Searching for: "Edwin E. Slosson"
Slosson reviews the transformation of alchemistry from an obscure and imprecise practice to the science of chemistry. Along the way, he explains how the modern industrial world now relies on fertilizers, explosives, textile materials, polymers and metals. By exploring the properties of a once undervalued element, the high strength of vanadium steel made the Ford car possible. Another element, cerium, appears in butane lighters and was once seen as a threat to the match industry in France. In his chapter on oils, Slosson reviews the development of hydrogenated oils, especially during WWII, in the search for a way to reuse otherwise discarded components of corn and cottonseed. Through the...read more

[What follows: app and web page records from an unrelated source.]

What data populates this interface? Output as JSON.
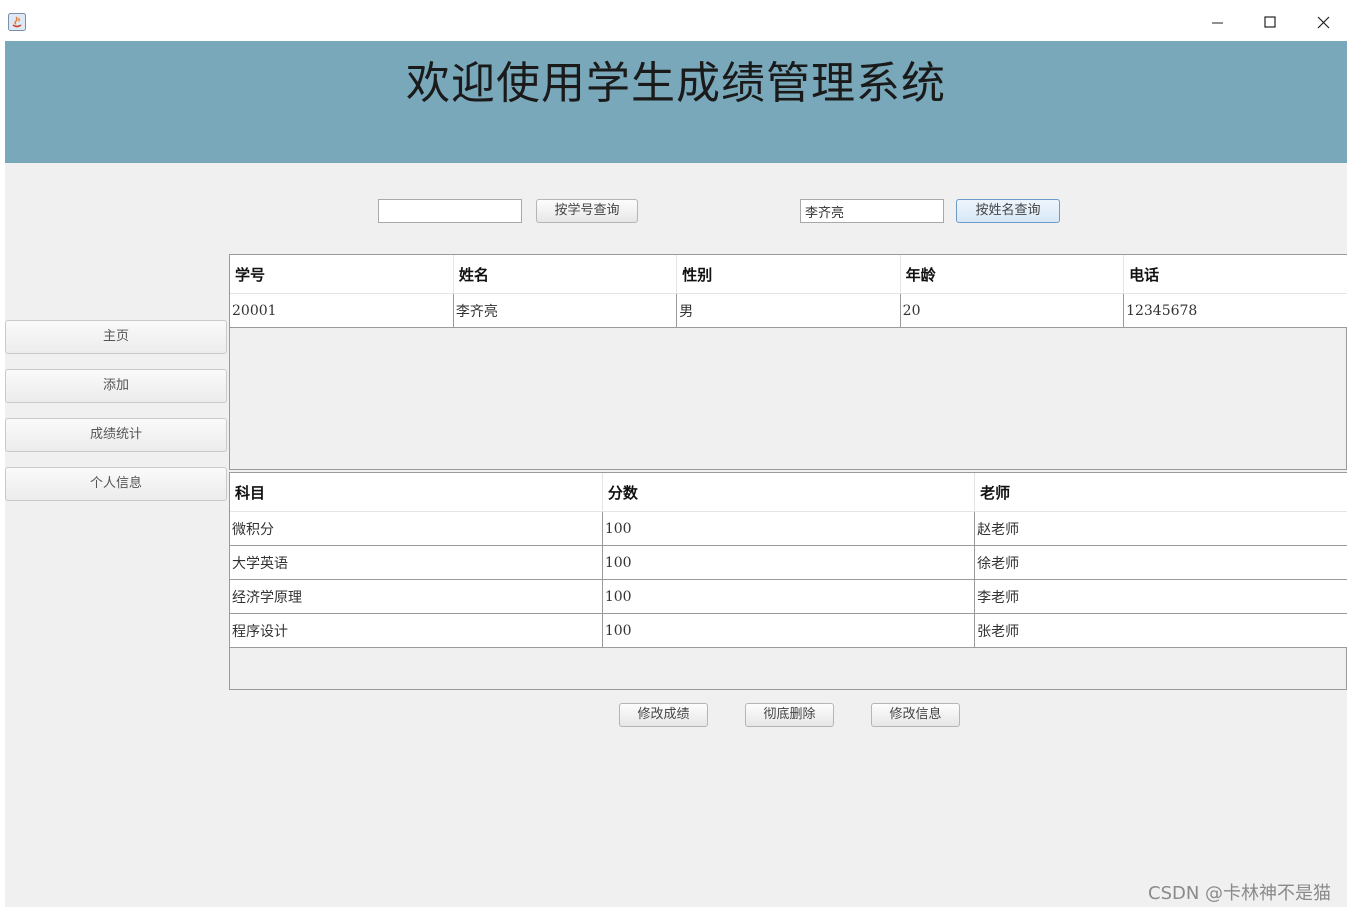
{
  "window": {
    "controls": {
      "minimize_icon": "minimize-icon",
      "maximize_icon": "maximize-icon",
      "close_icon": "close-icon"
    }
  },
  "header": {
    "title": "欢迎使用学生成绩管理系统",
    "banner_color": "#7aa8bb"
  },
  "search": {
    "id_value": "",
    "id_button_label": "按学号查询",
    "name_value": "李齐亮",
    "name_button_label": "按姓名查询"
  },
  "sidebar": {
    "items": [
      {
        "label": "主页"
      },
      {
        "label": "添加"
      },
      {
        "label": "成绩统计"
      },
      {
        "label": "个人信息"
      }
    ]
  },
  "student_table": {
    "columns": [
      "学号",
      "姓名",
      "性别",
      "年龄",
      "电话"
    ],
    "rows": [
      [
        "20001",
        "李齐亮",
        "男",
        "20",
        "12345678"
      ]
    ]
  },
  "score_table": {
    "columns": [
      "科目",
      "分数",
      "老师"
    ],
    "rows": [
      [
        "微积分",
        "100",
        "赵老师"
      ],
      [
        "大学英语",
        "100",
        "徐老师"
      ],
      [
        "经济学原理",
        "100",
        "李老师"
      ],
      [
        "程序设计",
        "100",
        "张老师"
      ]
    ]
  },
  "actions": {
    "edit_score_label": "修改成绩",
    "delete_label": "彻底删除",
    "edit_info_label": "修改信息"
  },
  "watermark": "CSDN @卡林神不是猫"
}
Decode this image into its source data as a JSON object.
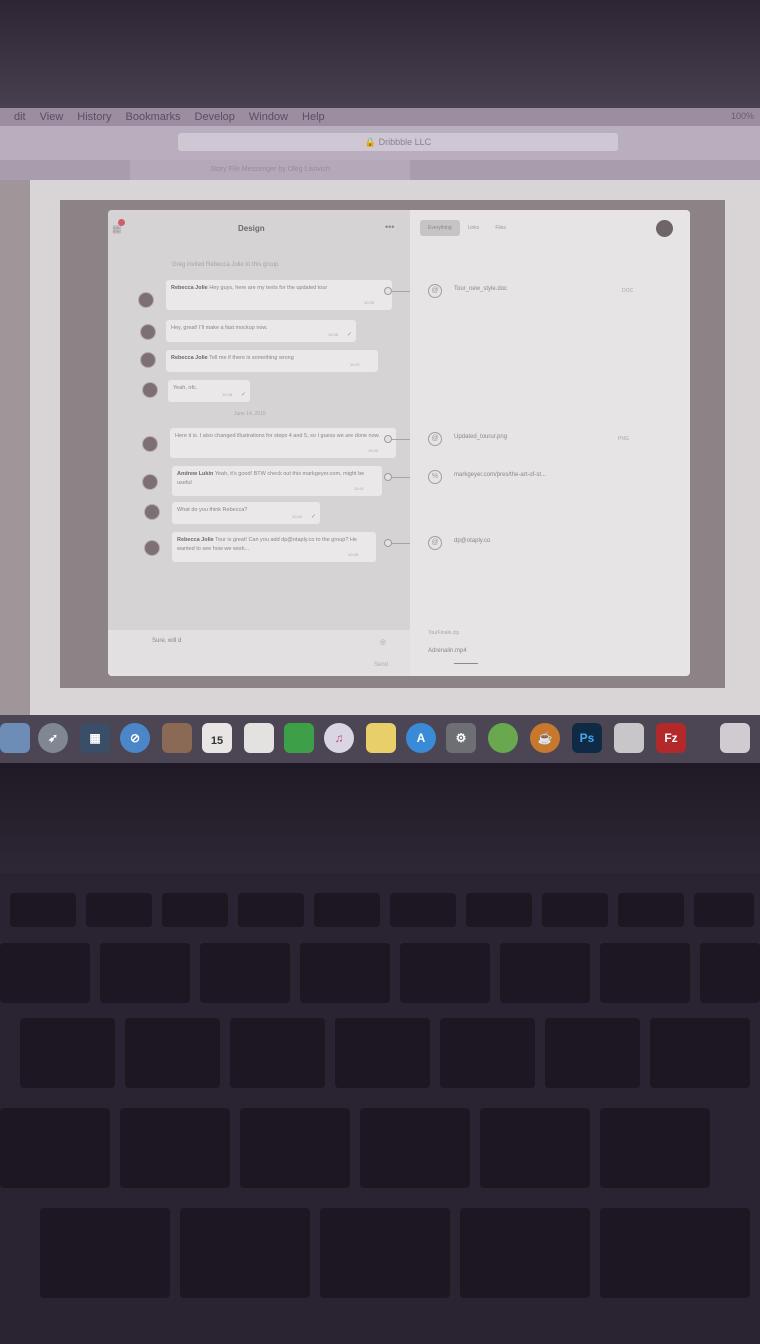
{
  "menubar": {
    "items": [
      "dit",
      "View",
      "History",
      "Bookmarks",
      "Develop",
      "Window",
      "Help"
    ],
    "status": "100%"
  },
  "browser": {
    "url": "Dribbble LLC",
    "tab_title": "Story File Messenger by Oleg Lisovich"
  },
  "app": {
    "chat_title": "Design",
    "system_message": "Greg invited Rebecca Jolie to this group",
    "date_separator": "June 14, 2015",
    "messages": [
      {
        "author": "Rebecca Jolie",
        "text": "Hey guys, here are my texts for the updated tour",
        "time": "10:35",
        "check": ""
      },
      {
        "author": "",
        "text": "Hey, great! I'll make a fast mockup now.",
        "time": "10:36",
        "check": "✓"
      },
      {
        "author": "Rebecca Jolie",
        "text": "Tell me if there is something wrong",
        "time": "10:37",
        "check": ""
      },
      {
        "author": "",
        "text": "Yeah, ofc.",
        "time": "10:38",
        "check": "✓"
      },
      {
        "author": "",
        "text": "Here it is. I also changed illustrations for steps 4 and 5, so I guess we are done now.",
        "time": "10:40",
        "check": ""
      },
      {
        "author": "Andrew Lukin",
        "text": "Yeah, it's good! BTW check out this markgeyer.com, might be useful",
        "time": "10:41",
        "check": ""
      },
      {
        "author": "",
        "text": "What do you think Rebecca?",
        "time": "10:42",
        "check": "✓"
      },
      {
        "author": "Rebecca Jolie",
        "text": "Tour is great! Can you add dp@otaply.co to the group? He wanted to see how we work...",
        "time": "10:45",
        "check": ""
      }
    ],
    "composer_text": "Sure, will d",
    "send_label": "Send",
    "side_tabs": [
      "Everything",
      "Links",
      "Files"
    ],
    "files": [
      {
        "name": "Tour_new_style.doc",
        "type": "DOC",
        "icon": "paperclip-icon"
      },
      {
        "name": "Updated_tourur.png",
        "type": "PNG",
        "icon": "paperclip-icon"
      },
      {
        "name": "markgeyer.com/pres/the-art-of-st...",
        "type": "",
        "icon": "link-icon"
      },
      {
        "name": "dp@otaply.co",
        "type": "",
        "icon": "at-icon"
      }
    ],
    "uploading_label": "TourFinale.zip",
    "uploading_file": "Adrenalin.mp4"
  },
  "dock": {
    "calendar_day": "15",
    "ps_label": "Ps",
    "fz_label": "Fz"
  },
  "colors": {
    "notification": "#c9606c",
    "chat_bg": "#d6d3d4",
    "side_bg": "#e6e4e4"
  }
}
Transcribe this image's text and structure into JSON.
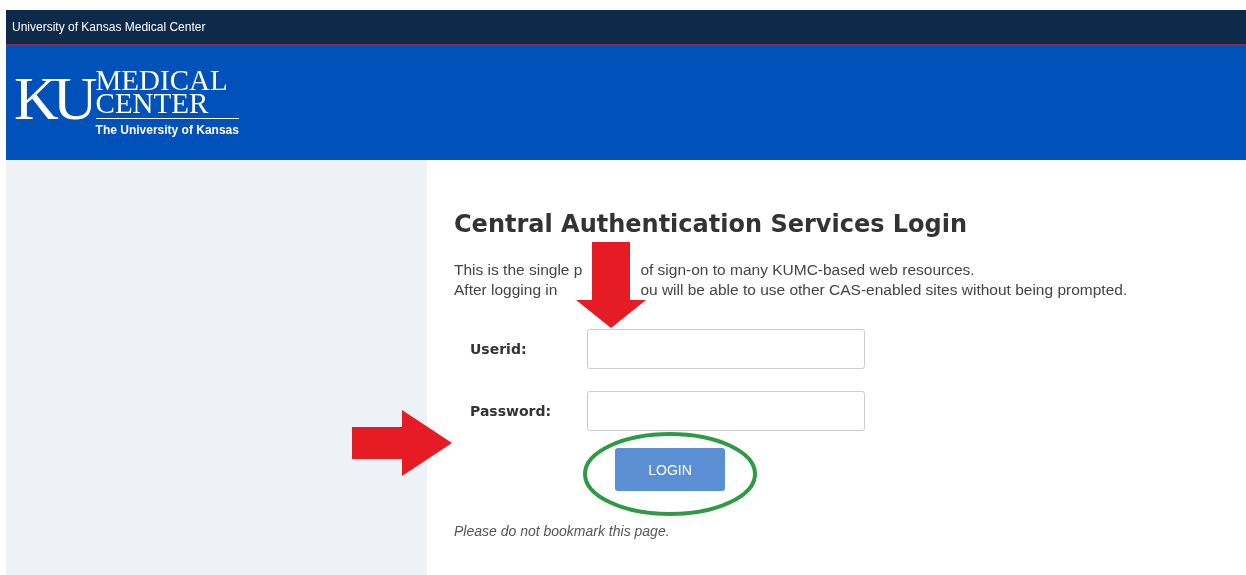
{
  "topbar": {
    "title": "University of Kansas Medical Center"
  },
  "logo": {
    "monogram": "KU",
    "line_1": "MEDICAL",
    "line_2": "CENTER",
    "subtitle": "The University of Kansas"
  },
  "login": {
    "title": "Central Authentication Services Login",
    "intro_lines": [
      [
        "This is the single p",
        "of sign-on to many KUMC-based web resources."
      ],
      [
        "After logging in",
        "ou will be able to use other CAS-enabled sites without being prompted."
      ]
    ],
    "fields": [
      {
        "label": "Userid:"
      },
      {
        "label": "Password:"
      }
    ],
    "button": "LOGIN",
    "note": "Please do not bookmark this page."
  }
}
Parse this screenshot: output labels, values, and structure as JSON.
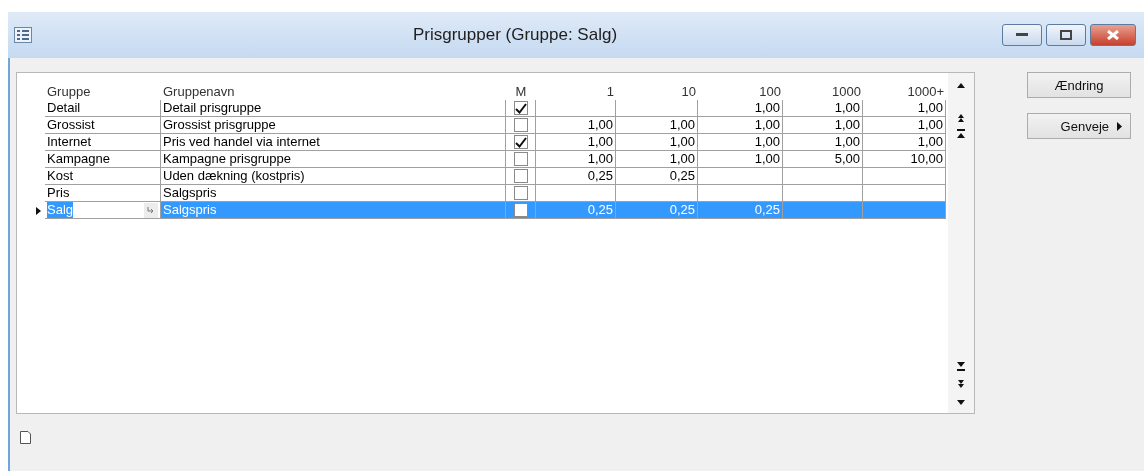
{
  "window": {
    "title": "Prisgrupper (Gruppe: Salg)"
  },
  "table": {
    "columns": [
      "Gruppe",
      "Gruppenavn",
      "M",
      "1",
      "10",
      "100",
      "1000",
      "1000+"
    ],
    "rows": [
      {
        "gruppe": "Detail",
        "navn": "Detail prisgruppe",
        "m": true,
        "prices": {
          "q100": "1,00",
          "q1000": "1,00",
          "q1000plus": "1,00"
        },
        "selected": false
      },
      {
        "gruppe": "Grossist",
        "navn": "Grossist prisgruppe",
        "m": false,
        "prices": {
          "q1": "1,00",
          "q10": "1,00",
          "q100": "1,00",
          "q1000": "1,00",
          "q1000plus": "1,00"
        },
        "selected": false
      },
      {
        "gruppe": "Internet",
        "navn": "Pris ved handel via internet",
        "m": true,
        "prices": {
          "q1": "1,00",
          "q10": "1,00",
          "q100": "1,00",
          "q1000": "1,00",
          "q1000plus": "1,00"
        },
        "selected": false
      },
      {
        "gruppe": "Kampagne",
        "navn": "Kampagne prisgruppe",
        "m": false,
        "prices": {
          "q1": "1,00",
          "q10": "1,00",
          "q100": "1,00",
          "q1000": "5,00",
          "q1000plus": "10,00"
        },
        "selected": false
      },
      {
        "gruppe": "Kost",
        "navn": "Uden dækning (kostpris)",
        "m": false,
        "prices": {
          "q1": "0,25",
          "q10": "0,25"
        },
        "selected": false
      },
      {
        "gruppe": "Pris",
        "navn": "Salgspris",
        "m": false,
        "selected": false
      },
      {
        "gruppe": "Salg",
        "navn": "Salgspris",
        "m": false,
        "prices": {
          "q1": "0,25",
          "q10": "0,25",
          "q100": "0,25"
        },
        "selected": true
      }
    ]
  },
  "buttons": [
    {
      "label": "Ændring",
      "kind": "plain"
    },
    {
      "label": "Genveje",
      "kind": "menu"
    }
  ]
}
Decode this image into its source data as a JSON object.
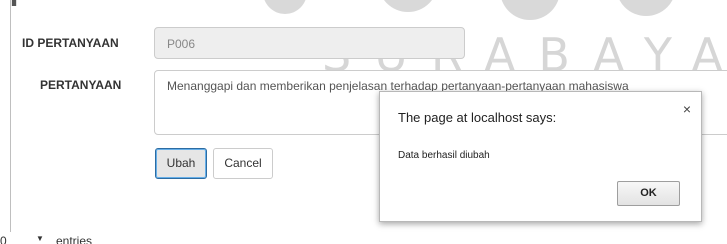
{
  "watermark": {
    "text": "SURABAYA"
  },
  "form": {
    "id_label": "ID PERTANYAAN",
    "id_value": "P006",
    "question_label": "PERTANYAAN",
    "question_value": "Menanggapi dan memberikan penjelasan terhadap pertanyaan-pertanyaan mahasiswa",
    "save_label": "Ubah",
    "cancel_label": "Cancel"
  },
  "table_controls": {
    "entries_value": "0",
    "entries_label": "entries"
  },
  "dialog": {
    "title": "The page at localhost says:",
    "message": "Data berhasil diubah",
    "ok_label": "OK",
    "close_glyph": "×"
  },
  "colors": {
    "primary_border": "#2d6ca2",
    "disabled_field_bg": "#eeeeee"
  }
}
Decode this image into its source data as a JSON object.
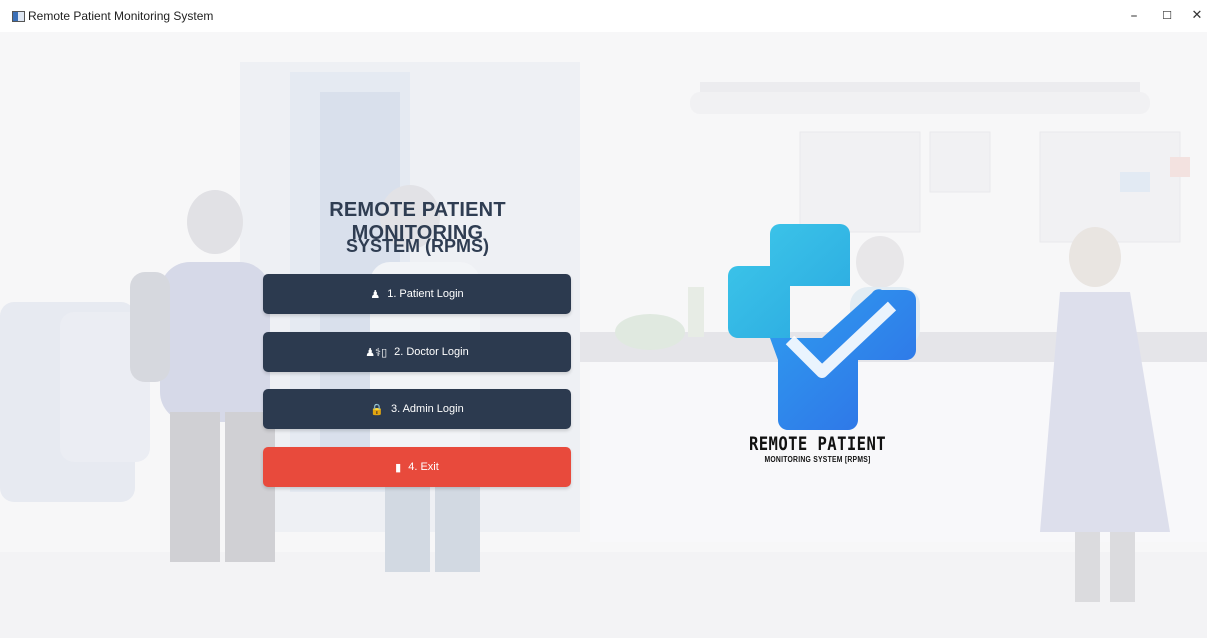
{
  "window": {
    "title": "Remote Patient Monitoring System",
    "controls": {
      "minimize": "–",
      "maximize": "☐",
      "close": "✕"
    }
  },
  "heading": {
    "line1": "REMOTE PATIENT MONITORING",
    "line2": "SYSTEM (RPMS)"
  },
  "menu": {
    "patient": {
      "icon": "patient-icon",
      "glyph": "♟",
      "label": "1. Patient Login"
    },
    "doctor": {
      "icon": "doctor-icon",
      "glyph": "♟⚕▯",
      "label": "2. Doctor Login"
    },
    "admin": {
      "icon": "lock-icon",
      "glyph": "🔒",
      "label": "3. Admin Login"
    },
    "exit": {
      "icon": "door-icon",
      "glyph": "▮",
      "label": "4. Exit"
    }
  },
  "brand": {
    "line1": "REMOTE PATIENT",
    "line2": "MONITORING SYSTEM [RPMS]"
  },
  "colors": {
    "button": "#2c3a4f",
    "exit_button": "#e84a3c",
    "heading": "#2f3d52",
    "logo_cyan": "#3ac4e8",
    "logo_blue": "#2b7de9"
  }
}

Published in 1920, Slosson’s Easy Lessons in Einstein is one of the first popularizations of Einstein’s theory of relativity. This book is meant to convey to the general reader the ideas of relativity in non-mathematical terms, by the use of thought experiements and pop-cultural references of the day. This edition also includes a short article by Einstein on Time, Space and Gravitation. (Summary by...read more